EXTRACTED MATERIAL

──────

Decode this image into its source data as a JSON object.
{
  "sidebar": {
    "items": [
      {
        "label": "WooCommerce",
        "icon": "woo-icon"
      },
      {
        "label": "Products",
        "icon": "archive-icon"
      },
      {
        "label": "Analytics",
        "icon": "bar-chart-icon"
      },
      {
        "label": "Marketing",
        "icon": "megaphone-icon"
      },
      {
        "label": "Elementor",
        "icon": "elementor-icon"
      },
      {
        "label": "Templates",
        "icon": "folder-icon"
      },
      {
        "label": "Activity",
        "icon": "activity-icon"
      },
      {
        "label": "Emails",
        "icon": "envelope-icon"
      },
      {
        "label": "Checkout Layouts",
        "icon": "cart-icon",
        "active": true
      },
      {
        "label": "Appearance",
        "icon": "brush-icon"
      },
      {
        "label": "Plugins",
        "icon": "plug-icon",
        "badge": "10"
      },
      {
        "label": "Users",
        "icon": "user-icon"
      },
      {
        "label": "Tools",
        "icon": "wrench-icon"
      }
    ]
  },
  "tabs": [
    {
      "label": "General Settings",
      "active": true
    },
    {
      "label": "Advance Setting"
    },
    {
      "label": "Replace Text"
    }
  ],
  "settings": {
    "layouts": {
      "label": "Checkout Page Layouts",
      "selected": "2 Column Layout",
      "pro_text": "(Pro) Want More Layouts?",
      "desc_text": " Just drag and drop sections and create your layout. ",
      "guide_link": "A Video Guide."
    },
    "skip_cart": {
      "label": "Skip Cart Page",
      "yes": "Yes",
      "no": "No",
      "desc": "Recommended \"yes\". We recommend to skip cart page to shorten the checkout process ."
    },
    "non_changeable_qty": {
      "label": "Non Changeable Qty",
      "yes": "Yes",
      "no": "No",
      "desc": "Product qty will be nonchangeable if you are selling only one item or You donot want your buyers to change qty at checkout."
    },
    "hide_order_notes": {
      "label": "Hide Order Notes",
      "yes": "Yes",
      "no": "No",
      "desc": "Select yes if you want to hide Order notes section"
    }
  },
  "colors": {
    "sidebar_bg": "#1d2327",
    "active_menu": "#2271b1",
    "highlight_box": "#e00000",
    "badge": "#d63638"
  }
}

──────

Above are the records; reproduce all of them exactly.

Decode this image into its source data as a JSON object.
{
  "sidebar": {
    "items": [
      {
        "label": "WooCommerce",
        "icon": "woo-icon"
      },
      {
        "label": "Products",
        "icon": "archive-icon"
      },
      {
        "label": "Analytics",
        "icon": "bar-chart-icon"
      },
      {
        "label": "Marketing",
        "icon": "megaphone-icon"
      },
      {
        "label": "Elementor",
        "icon": "elementor-icon"
      },
      {
        "label": "Templates",
        "icon": "folder-icon"
      },
      {
        "label": "Activity",
        "icon": "activity-icon"
      },
      {
        "label": "Emails",
        "icon": "envelope-icon"
      },
      {
        "label": "Checkout Layouts",
        "icon": "cart-icon",
        "active": true
      },
      {
        "label": "Appearance",
        "icon": "brush-icon"
      },
      {
        "label": "Plugins",
        "icon": "plug-icon",
        "badge": "10"
      },
      {
        "label": "Users",
        "icon": "user-icon"
      },
      {
        "label": "Tools",
        "icon": "wrench-icon"
      }
    ]
  },
  "tabs": [
    {
      "label": "General Settings",
      "active": true
    },
    {
      "label": "Advance Setting"
    },
    {
      "label": "Replace Text"
    }
  ],
  "settings": {
    "layouts": {
      "label": "Checkout Page Layouts",
      "selected": "2 Column Layout",
      "pro_text": "(Pro) Want More Layouts?",
      "desc_text": " Just drag and drop sections and create your layout. ",
      "guide_link": "A Video Guide."
    },
    "skip_cart": {
      "label": "Skip Cart Page",
      "yes": "Yes",
      "no": "No",
      "desc": "Recommended \"yes\". We recommend to skip cart page to shorten the checkout process ."
    },
    "non_changeable_qty": {
      "label": "Non Changeable Qty",
      "yes": "Yes",
      "no": "No",
      "desc": "Product qty will be nonchangeable if you are selling only one item or You donot want your buyers to change qty at checkout."
    },
    "hide_order_notes": {
      "label": "Hide Order Notes",
      "yes": "Yes",
      "no": "No",
      "desc": "Select yes if you want to hide Order notes section"
    }
  },
  "colors": {
    "sidebar_bg": "#1d2327",
    "active_menu": "#2271b1",
    "highlight_box": "#e00000",
    "badge": "#d63638"
  }
}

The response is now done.